━━ Records for processing ━━

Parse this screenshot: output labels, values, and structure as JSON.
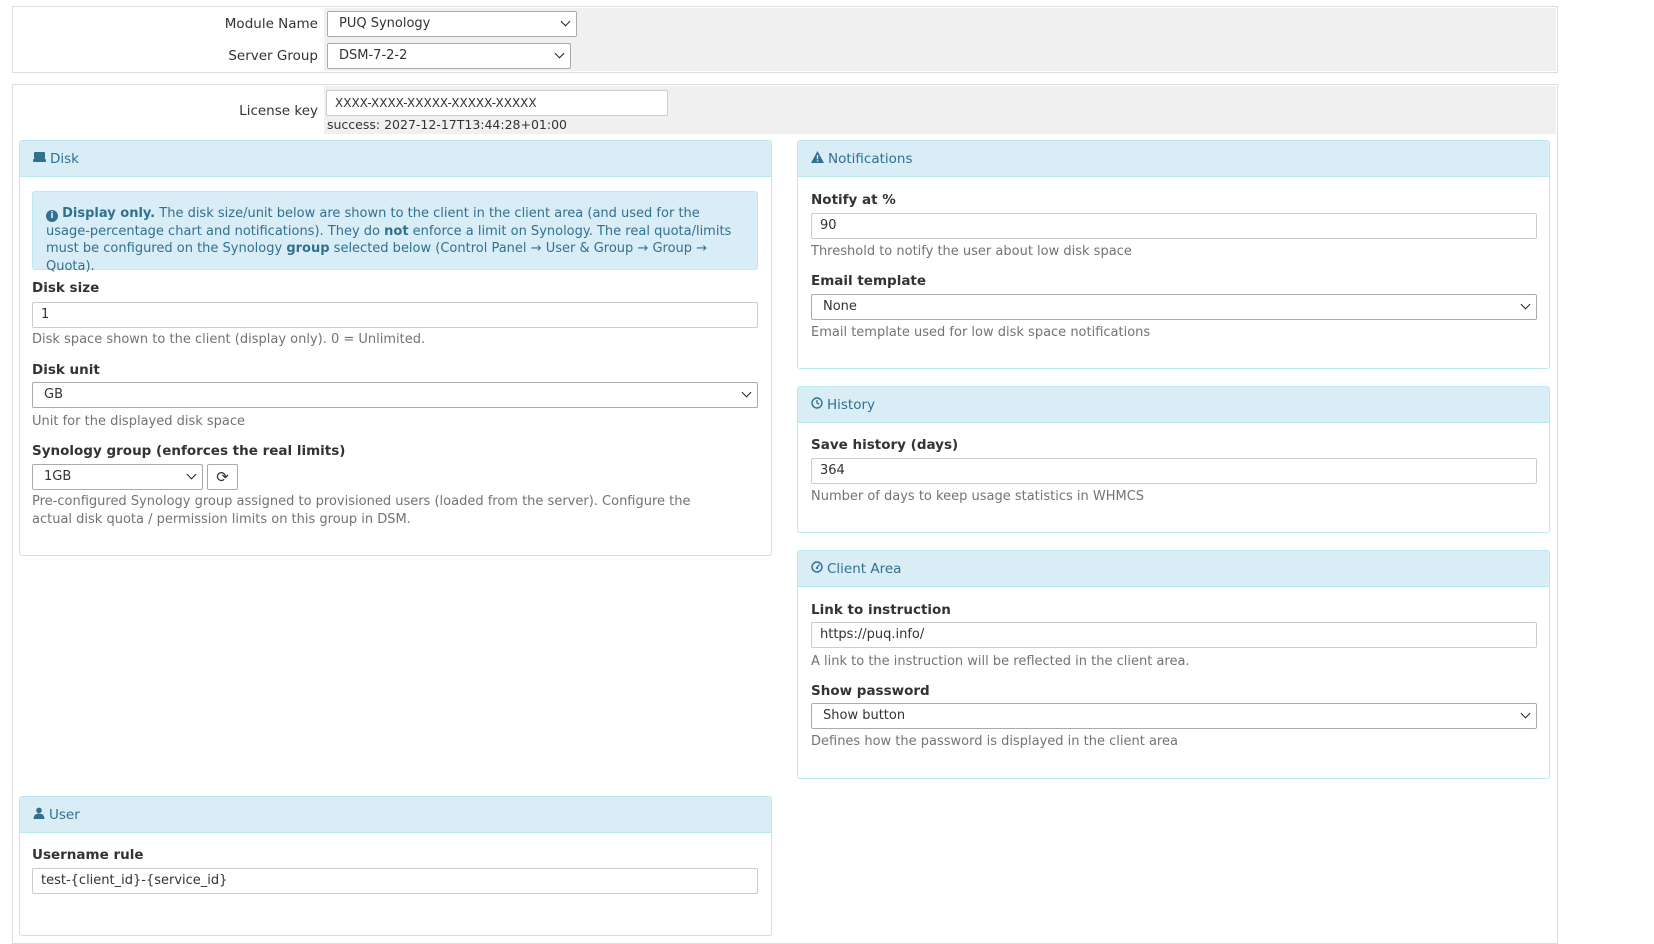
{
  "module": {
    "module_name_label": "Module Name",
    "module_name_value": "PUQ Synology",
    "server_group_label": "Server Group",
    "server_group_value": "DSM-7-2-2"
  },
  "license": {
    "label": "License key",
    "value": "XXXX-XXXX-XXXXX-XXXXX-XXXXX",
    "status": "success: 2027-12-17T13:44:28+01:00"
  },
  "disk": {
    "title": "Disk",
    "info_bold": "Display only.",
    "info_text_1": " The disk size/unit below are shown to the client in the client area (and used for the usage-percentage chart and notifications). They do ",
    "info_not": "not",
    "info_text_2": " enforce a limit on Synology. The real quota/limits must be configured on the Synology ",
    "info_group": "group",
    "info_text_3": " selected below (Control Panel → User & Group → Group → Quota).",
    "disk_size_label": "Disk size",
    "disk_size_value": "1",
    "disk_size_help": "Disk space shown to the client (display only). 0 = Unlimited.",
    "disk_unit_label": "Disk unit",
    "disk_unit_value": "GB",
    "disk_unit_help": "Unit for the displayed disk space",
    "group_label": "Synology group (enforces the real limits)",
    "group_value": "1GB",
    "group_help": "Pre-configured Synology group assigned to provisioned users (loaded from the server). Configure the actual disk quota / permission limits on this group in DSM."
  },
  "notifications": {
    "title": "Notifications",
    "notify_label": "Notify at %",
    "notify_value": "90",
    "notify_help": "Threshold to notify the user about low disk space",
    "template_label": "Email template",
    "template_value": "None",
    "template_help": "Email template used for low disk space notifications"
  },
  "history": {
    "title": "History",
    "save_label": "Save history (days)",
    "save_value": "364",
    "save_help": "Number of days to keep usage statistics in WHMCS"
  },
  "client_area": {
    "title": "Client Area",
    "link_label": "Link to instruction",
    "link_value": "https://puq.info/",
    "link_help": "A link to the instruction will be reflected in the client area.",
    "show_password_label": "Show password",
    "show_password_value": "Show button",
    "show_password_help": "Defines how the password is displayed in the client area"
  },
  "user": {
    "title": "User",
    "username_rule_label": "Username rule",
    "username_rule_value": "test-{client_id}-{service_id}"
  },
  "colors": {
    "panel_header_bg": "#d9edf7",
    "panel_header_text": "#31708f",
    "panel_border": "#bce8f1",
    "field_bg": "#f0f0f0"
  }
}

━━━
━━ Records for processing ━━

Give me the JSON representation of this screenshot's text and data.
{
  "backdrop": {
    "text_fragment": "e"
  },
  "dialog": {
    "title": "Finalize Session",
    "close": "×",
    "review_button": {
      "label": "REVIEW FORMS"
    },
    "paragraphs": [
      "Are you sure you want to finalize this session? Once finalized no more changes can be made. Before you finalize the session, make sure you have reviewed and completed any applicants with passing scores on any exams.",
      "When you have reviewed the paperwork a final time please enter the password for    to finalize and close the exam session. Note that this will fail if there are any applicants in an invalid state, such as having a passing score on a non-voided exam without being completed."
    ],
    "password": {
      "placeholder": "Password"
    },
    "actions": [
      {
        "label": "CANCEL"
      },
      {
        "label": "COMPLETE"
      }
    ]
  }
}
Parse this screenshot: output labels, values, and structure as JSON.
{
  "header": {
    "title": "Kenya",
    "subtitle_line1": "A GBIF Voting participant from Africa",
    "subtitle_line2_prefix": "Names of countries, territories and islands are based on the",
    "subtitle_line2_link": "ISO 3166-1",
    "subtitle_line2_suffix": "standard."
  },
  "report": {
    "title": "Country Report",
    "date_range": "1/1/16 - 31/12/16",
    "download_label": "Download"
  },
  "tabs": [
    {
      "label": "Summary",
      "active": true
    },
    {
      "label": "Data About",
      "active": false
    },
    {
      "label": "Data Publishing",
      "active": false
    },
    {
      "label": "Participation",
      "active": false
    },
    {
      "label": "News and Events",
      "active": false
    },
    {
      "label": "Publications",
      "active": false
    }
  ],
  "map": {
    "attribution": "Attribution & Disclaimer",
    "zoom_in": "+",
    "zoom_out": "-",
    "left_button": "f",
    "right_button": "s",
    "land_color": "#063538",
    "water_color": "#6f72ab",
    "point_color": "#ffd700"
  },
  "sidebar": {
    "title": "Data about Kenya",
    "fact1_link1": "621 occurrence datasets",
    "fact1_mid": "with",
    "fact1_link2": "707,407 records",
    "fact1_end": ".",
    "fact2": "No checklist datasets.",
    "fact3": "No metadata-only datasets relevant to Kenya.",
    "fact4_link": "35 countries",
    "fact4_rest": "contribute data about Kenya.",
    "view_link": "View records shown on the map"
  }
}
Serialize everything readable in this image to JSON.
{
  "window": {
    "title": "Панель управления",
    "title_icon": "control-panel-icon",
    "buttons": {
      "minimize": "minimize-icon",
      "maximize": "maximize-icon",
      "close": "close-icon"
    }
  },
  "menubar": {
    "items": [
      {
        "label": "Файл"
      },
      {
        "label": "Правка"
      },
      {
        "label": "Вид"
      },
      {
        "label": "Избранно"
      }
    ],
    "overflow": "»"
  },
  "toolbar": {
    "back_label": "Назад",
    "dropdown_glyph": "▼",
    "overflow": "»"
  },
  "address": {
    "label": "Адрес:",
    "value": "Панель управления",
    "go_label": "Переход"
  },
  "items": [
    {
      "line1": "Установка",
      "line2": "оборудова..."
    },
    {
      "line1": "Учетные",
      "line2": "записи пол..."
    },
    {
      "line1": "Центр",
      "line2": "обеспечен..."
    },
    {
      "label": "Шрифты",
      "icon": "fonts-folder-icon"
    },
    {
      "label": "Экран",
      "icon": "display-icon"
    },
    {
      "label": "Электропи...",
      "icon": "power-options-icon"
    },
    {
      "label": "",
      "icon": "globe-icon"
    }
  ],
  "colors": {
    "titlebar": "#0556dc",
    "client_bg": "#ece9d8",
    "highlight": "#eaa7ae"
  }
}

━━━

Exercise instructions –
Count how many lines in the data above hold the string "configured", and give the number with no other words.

Response area –
2